Go through the listing and write out each line exactly.
___
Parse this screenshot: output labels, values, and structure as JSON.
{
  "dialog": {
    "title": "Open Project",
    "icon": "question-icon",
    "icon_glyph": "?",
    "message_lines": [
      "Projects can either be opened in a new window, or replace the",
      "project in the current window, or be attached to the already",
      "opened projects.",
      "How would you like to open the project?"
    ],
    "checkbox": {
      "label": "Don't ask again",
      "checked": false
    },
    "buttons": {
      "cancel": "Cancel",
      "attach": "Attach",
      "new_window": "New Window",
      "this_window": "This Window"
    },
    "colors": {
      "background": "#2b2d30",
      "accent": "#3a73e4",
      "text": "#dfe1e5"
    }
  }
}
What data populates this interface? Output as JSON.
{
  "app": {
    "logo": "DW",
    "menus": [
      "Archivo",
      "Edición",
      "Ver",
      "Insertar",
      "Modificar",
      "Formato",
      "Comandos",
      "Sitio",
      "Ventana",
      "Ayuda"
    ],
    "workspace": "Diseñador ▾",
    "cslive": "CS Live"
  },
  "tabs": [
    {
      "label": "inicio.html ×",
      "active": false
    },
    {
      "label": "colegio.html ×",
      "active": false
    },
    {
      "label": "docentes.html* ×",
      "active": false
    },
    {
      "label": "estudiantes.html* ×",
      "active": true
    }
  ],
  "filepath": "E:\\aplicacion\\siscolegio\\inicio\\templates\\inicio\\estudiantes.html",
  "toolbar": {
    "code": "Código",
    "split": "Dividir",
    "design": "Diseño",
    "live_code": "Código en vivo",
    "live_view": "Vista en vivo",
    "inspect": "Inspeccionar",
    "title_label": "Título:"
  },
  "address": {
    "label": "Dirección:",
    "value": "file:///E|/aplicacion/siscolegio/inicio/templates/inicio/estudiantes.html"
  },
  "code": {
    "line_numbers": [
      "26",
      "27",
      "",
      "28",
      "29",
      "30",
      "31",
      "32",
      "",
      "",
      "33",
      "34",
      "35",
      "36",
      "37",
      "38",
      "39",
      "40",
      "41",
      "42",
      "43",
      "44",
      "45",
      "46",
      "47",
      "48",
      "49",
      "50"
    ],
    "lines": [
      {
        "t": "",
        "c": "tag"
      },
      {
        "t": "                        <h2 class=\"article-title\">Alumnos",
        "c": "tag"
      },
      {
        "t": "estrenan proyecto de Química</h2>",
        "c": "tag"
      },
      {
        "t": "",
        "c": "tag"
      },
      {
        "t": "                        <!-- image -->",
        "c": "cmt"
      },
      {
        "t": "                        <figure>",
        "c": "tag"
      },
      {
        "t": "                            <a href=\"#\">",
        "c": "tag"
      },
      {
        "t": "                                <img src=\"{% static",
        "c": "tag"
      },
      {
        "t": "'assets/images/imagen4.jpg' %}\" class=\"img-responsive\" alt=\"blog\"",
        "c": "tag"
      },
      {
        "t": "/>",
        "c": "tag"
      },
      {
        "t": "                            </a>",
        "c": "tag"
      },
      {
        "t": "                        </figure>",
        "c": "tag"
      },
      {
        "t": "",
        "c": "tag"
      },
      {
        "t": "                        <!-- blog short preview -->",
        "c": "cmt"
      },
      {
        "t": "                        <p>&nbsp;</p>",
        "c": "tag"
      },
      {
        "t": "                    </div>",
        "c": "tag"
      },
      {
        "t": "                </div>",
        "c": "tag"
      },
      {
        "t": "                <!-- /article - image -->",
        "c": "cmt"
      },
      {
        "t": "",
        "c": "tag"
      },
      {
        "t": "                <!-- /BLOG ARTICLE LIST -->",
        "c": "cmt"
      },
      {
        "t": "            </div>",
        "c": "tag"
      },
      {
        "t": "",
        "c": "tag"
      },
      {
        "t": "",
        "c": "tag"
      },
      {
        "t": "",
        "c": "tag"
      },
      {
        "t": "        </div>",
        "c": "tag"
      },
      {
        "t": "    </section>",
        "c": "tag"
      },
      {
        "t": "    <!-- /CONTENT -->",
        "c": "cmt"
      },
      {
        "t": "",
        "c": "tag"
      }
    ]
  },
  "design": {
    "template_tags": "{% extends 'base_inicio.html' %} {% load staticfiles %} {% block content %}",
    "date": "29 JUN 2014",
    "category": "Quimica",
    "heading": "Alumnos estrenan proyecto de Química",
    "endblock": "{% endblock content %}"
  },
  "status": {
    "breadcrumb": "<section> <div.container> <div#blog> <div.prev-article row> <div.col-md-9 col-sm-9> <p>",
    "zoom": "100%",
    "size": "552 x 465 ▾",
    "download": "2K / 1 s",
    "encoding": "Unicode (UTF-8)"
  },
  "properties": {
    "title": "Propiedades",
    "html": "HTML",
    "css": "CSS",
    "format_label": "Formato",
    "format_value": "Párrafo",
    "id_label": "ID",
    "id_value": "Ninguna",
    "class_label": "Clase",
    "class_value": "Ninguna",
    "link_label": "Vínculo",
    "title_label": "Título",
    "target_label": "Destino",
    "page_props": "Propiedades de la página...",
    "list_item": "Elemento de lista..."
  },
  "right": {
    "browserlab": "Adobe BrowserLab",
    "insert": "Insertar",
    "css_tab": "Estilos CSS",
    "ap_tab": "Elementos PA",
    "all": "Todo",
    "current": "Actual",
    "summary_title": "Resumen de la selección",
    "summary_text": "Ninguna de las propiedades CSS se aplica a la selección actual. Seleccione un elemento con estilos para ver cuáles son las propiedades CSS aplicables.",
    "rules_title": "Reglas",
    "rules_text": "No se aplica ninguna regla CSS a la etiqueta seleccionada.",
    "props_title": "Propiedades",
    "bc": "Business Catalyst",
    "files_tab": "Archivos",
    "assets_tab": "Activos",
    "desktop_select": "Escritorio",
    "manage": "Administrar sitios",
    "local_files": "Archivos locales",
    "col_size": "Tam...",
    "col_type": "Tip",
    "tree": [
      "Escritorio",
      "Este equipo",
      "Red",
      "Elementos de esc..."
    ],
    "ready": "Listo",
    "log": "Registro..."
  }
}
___
● Output of the task:
Parse this screenshot: output labels, values, and structure as JSON.
{
  "dialog": {
    "title": "Open Project",
    "icon": "question-icon",
    "icon_glyph": "?",
    "message_lines": [
      "Projects can either be opened in a new window, or replace the",
      "project in the current window, or be attached to the already",
      "opened projects.",
      "How would you like to open the project?"
    ],
    "checkbox": {
      "label": "Don't ask again",
      "checked": false
    },
    "buttons": {
      "cancel": "Cancel",
      "attach": "Attach",
      "new_window": "New Window",
      "this_window": "This Window"
    },
    "colors": {
      "background": "#2b2d30",
      "accent": "#3a73e4",
      "text": "#dfe1e5"
    }
  }
}
What data populates this interface? Output as JSON.
{
  "app": {
    "logo": "DW",
    "menus": [
      "Archivo",
      "Edición",
      "Ver",
      "Insertar",
      "Modificar",
      "Formato",
      "Comandos",
      "Sitio",
      "Ventana",
      "Ayuda"
    ],
    "workspace": "Diseñador ▾",
    "cslive": "CS Live"
  },
  "tabs": [
    {
      "label": "inicio.html ×",
      "active": false
    },
    {
      "label": "colegio.html ×",
      "active": false
    },
    {
      "label": "docentes.html* ×",
      "active": false
    },
    {
      "label": "estudiantes.html* ×",
      "active": true
    }
  ],
  "filepath": "E:\\aplicacion\\siscolegio\\inicio\\templates\\inicio\\estudiantes.html",
  "toolbar": {
    "code": "Código",
    "split": "Dividir",
    "design": "Diseño",
    "live_code": "Código en vivo",
    "live_view": "Vista en vivo",
    "inspect": "Inspeccionar",
    "title_label": "Título:"
  },
  "address": {
    "label": "Dirección:",
    "value": "file:///E|/aplicacion/siscolegio/inicio/templates/inicio/estudiantes.html"
  },
  "code": {
    "line_numbers": [
      "26",
      "27",
      "",
      "28",
      "29",
      "30",
      "31",
      "32",
      "",
      "",
      "33",
      "34",
      "35",
      "36",
      "37",
      "38",
      "39",
      "40",
      "41",
      "42",
      "43",
      "44",
      "45",
      "46",
      "47",
      "48",
      "49",
      "50"
    ],
    "lines": [
      {
        "t": "",
        "c": "tag"
      },
      {
        "t": "                        <h2 class=\"article-title\">Alumnos",
        "c": "tag"
      },
      {
        "t": "estrenan proyecto de Química</h2>",
        "c": "tag"
      },
      {
        "t": "",
        "c": "tag"
      },
      {
        "t": "                        <!-- image -->",
        "c": "cmt"
      },
      {
        "t": "                        <figure>",
        "c": "tag"
      },
      {
        "t": "                            <a href=\"#\">",
        "c": "tag"
      },
      {
        "t": "                                <img src=\"{% static",
        "c": "tag"
      },
      {
        "t": "'assets/images/imagen4.jpg' %}\" class=\"img-responsive\" alt=\"blog\"",
        "c": "tag"
      },
      {
        "t": "/>",
        "c": "tag"
      },
      {
        "t": "                            </a>",
        "c": "tag"
      },
      {
        "t": "                        </figure>",
        "c": "tag"
      },
      {
        "t": "",
        "c": "tag"
      },
      {
        "t": "                        <!-- blog short preview -->",
        "c": "cmt"
      },
      {
        "t": "                        <p>&nbsp;</p>",
        "c": "tag"
      },
      {
        "t": "                    </div>",
        "c": "tag"
      },
      {
        "t": "                </div>",
        "c": "tag"
      },
      {
        "t": "                <!-- /article - image -->",
        "c": "cmt"
      },
      {
        "t": "",
        "c": "tag"
      },
      {
        "t": "                <!-- /BLOG ARTICLE LIST -->",
        "c": "cmt"
      },
      {
        "t": "            </div>",
        "c": "tag"
      },
      {
        "t": "",
        "c": "tag"
      },
      {
        "t": "",
        "c": "tag"
      },
      {
        "t": "",
        "c": "tag"
      },
      {
        "t": "        </div>",
        "c": "tag"
      },
      {
        "t": "    </section>",
        "c": "tag"
      },
      {
        "t": "    <!-- /CONTENT -->",
        "c": "cmt"
      },
      {
        "t": "",
        "c": "tag"
      }
    ]
  },
  "design": {
    "template_tags": "{% extends 'base_inicio.html' %} {% load staticfiles %} {% block content %}",
    "date": "29 JUN 2014",
    "category": "Quimica",
    "heading": "Alumnos estrenan proyecto de Química",
    "endblock": "{% endblock content %}"
  },
  "status": {
    "breadcrumb": "<section> <div.container> <div#blog> <div.prev-article row> <div.col-md-9 col-sm-9> <p>",
    "zoom": "100%",
    "size": "552 x 465 ▾",
    "download": "2K / 1 s",
    "encoding": "Unicode (UTF-8)"
  },
  "properties": {
    "title": "Propiedades",
    "html": "HTML",
    "css": "CSS",
    "format_label": "Formato",
    "format_value": "Párrafo",
    "id_label": "ID",
    "id_value": "Ninguna",
    "class_label": "Clase",
    "class_value": "Ninguna",
    "link_label": "Vínculo",
    "title_label": "Título",
    "target_label": "Destino",
    "page_props": "Propiedades de la página...",
    "list_item": "Elemento de lista..."
  },
  "right": {
    "browserlab": "Adobe BrowserLab",
    "insert": "Insertar",
    "css_tab": "Estilos CSS",
    "ap_tab": "Elementos PA",
    "all": "Todo",
    "current": "Actual",
    "summary_title": "Resumen de la selección",
    "summary_text": "Ninguna de las propiedades CSS se aplica a la selección actual. Seleccione un elemento con estilos para ver cuáles son las propiedades CSS aplicables.",
    "rules_title": "Reglas",
    "rules_text": "No se aplica ninguna regla CSS a la etiqueta seleccionada.",
    "props_title": "Propiedades",
    "bc": "Business Catalyst",
    "files_tab": "Archivos",
    "assets_tab": "Activos",
    "desktop_select": "Escritorio",
    "manage": "Administrar sitios",
    "local_files": "Archivos locales",
    "col_size": "Tam...",
    "col_type": "Tip",
    "tree": [
      "Escritorio",
      "Este equipo",
      "Red",
      "Elementos de esc..."
    ],
    "ready": "Listo",
    "log": "Registro..."
  }
}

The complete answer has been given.